Hazon Educational Library: Ritual-Making
From the Jewish Climate Network: We are asking our community to place an ice block beside the Seder plate and open up a conversation about climate change this year, while linking it to the fundamental themes of Pesach. The ice block represents the rapidly melting ice caps and sheets throughout the world caused by human activity. As the ice block shvitzes on our Seder table, we are reminded that time isrunning out for action. It becomes a physical prompt to ask questions, much like the other Seder table objects prompt questions. To support these questions the JCN has created a printable Ice Block Challenge guide that can be incorporated into Seder night.
Betzalel's Workshop involves creating and working with ritual objects from local, organic, ethically sourced, and recycled materials, participants will learn both the centrality of environmental responsibility to Jewish life, as well as a sense of ownership and pride over their participation in Jewish ritual. We feel that, by creating the basic object of a ritual, with all its flaws, character, and uniqueness, children are drawn closer to ritual. By creating an alternative to mass-produced, store-bought Judaica, we create an avenue towards creative, participatory Judaism.
Developing ritual objects can bring a depth of meaning into our lives. Create your own blended Havdalah spices to bring home in its own sachet. Learn about different herbs and spices and how they connect to the world around us!
by Aliza Heeren
Eden Village Camp
In this program, participants explore the intention of Shabbat and the traditional and modern meaning and purpose of lighting Shabbat candles. Participants learn about the value of making Jewish ritual objects by hand, and get a small taste of the exciting world of bees!
by Chelsea Taxman
Eden Village Camp
Allow intuition to guide you. Explore what resonates for you. Leave behind what does not resonate. Ultimately, the oracle cards are you ? your connection, intuition and interpretation.
by Rebecca Leung
This program is a lesson on making grape juice from grapes. Participants will have the opportunity to discuss what makes grape juice holy.
Age(s): Middle School
by Sarah Julia Seldin
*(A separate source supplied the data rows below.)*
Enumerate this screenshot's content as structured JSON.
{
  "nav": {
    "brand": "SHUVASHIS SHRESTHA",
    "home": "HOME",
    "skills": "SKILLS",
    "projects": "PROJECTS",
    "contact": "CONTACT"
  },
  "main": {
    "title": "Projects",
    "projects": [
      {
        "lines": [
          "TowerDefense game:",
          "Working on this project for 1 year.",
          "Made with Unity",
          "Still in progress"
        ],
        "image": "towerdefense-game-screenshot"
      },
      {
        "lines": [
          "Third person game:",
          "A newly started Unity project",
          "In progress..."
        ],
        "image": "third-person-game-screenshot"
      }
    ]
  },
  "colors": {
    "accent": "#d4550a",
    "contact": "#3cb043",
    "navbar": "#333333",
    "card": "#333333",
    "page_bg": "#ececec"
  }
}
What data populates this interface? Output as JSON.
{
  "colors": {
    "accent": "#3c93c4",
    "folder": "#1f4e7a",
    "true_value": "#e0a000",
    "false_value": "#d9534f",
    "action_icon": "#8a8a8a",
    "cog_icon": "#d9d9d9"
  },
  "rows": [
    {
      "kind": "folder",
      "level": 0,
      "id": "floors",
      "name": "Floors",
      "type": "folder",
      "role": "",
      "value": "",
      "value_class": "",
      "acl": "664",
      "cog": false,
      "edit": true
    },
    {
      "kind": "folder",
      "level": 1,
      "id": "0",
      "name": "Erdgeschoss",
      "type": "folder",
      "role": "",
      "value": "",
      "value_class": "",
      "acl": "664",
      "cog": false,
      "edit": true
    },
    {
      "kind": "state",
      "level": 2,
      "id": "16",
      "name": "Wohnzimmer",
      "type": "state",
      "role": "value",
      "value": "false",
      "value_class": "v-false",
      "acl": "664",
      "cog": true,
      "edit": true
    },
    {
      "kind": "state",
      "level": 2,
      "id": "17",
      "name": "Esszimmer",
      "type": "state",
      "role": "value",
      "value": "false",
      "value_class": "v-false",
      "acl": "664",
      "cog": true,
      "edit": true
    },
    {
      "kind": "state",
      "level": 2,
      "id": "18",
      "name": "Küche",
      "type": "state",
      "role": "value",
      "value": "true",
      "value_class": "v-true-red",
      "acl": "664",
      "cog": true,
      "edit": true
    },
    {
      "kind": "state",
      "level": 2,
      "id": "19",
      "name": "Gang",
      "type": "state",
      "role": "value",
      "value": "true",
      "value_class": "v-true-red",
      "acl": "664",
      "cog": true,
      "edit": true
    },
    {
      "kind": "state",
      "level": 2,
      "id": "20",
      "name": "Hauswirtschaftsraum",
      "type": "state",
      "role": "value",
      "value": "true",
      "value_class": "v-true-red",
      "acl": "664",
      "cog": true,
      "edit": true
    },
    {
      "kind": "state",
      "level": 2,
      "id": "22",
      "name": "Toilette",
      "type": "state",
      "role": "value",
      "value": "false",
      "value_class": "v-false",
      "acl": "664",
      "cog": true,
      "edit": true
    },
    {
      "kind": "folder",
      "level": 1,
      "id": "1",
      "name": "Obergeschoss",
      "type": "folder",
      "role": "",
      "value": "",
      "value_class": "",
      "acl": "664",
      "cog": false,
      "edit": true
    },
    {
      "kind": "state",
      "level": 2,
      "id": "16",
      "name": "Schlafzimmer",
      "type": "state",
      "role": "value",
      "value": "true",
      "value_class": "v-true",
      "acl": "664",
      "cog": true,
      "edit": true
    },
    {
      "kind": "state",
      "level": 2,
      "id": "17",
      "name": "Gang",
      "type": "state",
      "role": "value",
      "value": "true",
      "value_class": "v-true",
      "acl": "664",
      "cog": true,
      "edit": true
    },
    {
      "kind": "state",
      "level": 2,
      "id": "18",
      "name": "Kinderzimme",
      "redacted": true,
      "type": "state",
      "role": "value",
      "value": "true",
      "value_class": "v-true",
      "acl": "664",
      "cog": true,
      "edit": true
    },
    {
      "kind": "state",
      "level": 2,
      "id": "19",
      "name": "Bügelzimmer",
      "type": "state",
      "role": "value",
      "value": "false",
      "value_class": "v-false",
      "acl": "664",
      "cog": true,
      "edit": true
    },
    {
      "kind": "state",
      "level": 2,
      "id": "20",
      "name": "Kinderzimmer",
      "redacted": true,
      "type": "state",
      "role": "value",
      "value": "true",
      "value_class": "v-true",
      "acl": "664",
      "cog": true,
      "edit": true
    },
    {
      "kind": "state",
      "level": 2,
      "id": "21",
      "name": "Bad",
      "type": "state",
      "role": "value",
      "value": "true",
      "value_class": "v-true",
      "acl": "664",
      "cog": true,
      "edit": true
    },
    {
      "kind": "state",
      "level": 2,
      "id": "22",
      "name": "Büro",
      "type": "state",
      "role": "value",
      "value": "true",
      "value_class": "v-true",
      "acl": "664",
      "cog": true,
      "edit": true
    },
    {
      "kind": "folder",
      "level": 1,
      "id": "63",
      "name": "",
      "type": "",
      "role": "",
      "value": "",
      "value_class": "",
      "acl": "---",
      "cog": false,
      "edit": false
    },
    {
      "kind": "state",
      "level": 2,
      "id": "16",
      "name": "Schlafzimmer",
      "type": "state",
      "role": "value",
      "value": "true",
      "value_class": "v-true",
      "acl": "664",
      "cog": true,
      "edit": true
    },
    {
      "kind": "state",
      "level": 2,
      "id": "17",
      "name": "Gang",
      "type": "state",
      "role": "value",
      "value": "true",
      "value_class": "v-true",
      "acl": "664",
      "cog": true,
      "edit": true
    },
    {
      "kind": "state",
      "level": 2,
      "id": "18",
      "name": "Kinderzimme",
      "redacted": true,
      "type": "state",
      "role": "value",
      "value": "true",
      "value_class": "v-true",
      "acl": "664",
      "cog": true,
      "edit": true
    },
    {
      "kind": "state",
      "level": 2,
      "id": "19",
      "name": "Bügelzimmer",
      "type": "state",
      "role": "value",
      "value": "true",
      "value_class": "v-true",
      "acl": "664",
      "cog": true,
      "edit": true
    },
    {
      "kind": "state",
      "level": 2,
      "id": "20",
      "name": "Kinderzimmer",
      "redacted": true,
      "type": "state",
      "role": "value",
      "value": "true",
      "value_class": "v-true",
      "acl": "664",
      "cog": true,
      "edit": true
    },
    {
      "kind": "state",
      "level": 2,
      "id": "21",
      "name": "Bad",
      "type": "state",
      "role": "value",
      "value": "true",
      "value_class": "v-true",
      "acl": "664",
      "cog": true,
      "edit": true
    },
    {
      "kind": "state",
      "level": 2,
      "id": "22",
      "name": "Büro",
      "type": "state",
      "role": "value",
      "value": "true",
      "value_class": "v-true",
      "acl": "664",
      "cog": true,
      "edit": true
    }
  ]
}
Jewish Farmer Network
This program leads participants in mikveh, Jewish ritual immersion, in a spring-fed stream.
by Liz Traison and Daniel Infeld
Starting a family commences a period of change. Expectant parents very quickly transition from thinking for themselves to providing for a new life, and the preparation and anticipation can be overwhelming. Especially when thinking about how we want to feed our new families. Setting the Table is designed to help couples think through these challenges with a Jewish lens.
by Zach Goldberg
Ramah in the Rockies + Congregation Bonai Shalom
This program is an activity meant for a Shabbaton retreat to get people ready spiritually for shabbos and invoke deep questioning.
by Jaclyn Kellner
Coastal Roots Farm
During this program participants will celebrate this holiday through hands-on crafts, a ritual and by learning about heritage breed chickens. The final portion of the program is written here as a panel discussion but can be any type of learning relevant to your organization and audience
by Shani Mink
This program presents students with the opportunity to delve deeply into the hidden messages of verse 50b of the Bava Kama (the stones text). Through text study, discussion and a hands-on activity, students will explore their relationship with the public domain. After investigating the myriad ways in which we might violate the public domain, students will actively nurture the public domain through shared intentions for community prosperity hidden inside a seed ball or planted beneath a tree.
Category: Environmental Justice, Food Systems & Food Justice, Jewish Agricultural Traditions, Ritual-Making
by Ilana Unger
This program is an exploration of light through utilizing fine motor skills and creating space to experience the wonder of the natural world. Through hands- on opportunities students will connect with the natural world by opening their eyes to all the ways nature shines its light as well as how we shine our own light. Students will leave with an understanding that we can find light all around us in nature and we as a community will begin to question what that light represents for us individually and collectively.
Age(s): Early Childhood
Wilderness Torah’s Passover in the Desert Second-Night Seder Youth Skit: The Four Children Collaborative Performance – Art & Storytelling Around the Fire
by Daniella Aboody
As part of Wilderness Torah's Passover in the Desert festival, for the second-night Passover seder, we are doing an off-the-page co-created celebration around the bonfire! The Passover story will come alive through the brilliant and creative minds of each of member of the village, and be experienced through the ancient art of performative storytelling.
by Becca Heisler
This program draws from the strength of our ancestors and the robustness of Jewish tradition, while preparing for a wilderness challenge.
by Nicole Cruz
'The Stones' text, from Talmud Bavli, Masekhet Bava Kama 50b, brings its readers back to ancient times. However, the lessons that can be learned from this text transcend time. In this program, participants will delve deep into 'The Stones' text, making connections relevant to today's world. Through this discussion, participants will discover what defines a community, and how in order to make an impact in a community, we must find a balance between protecting the Earth and meeting our own personal needs.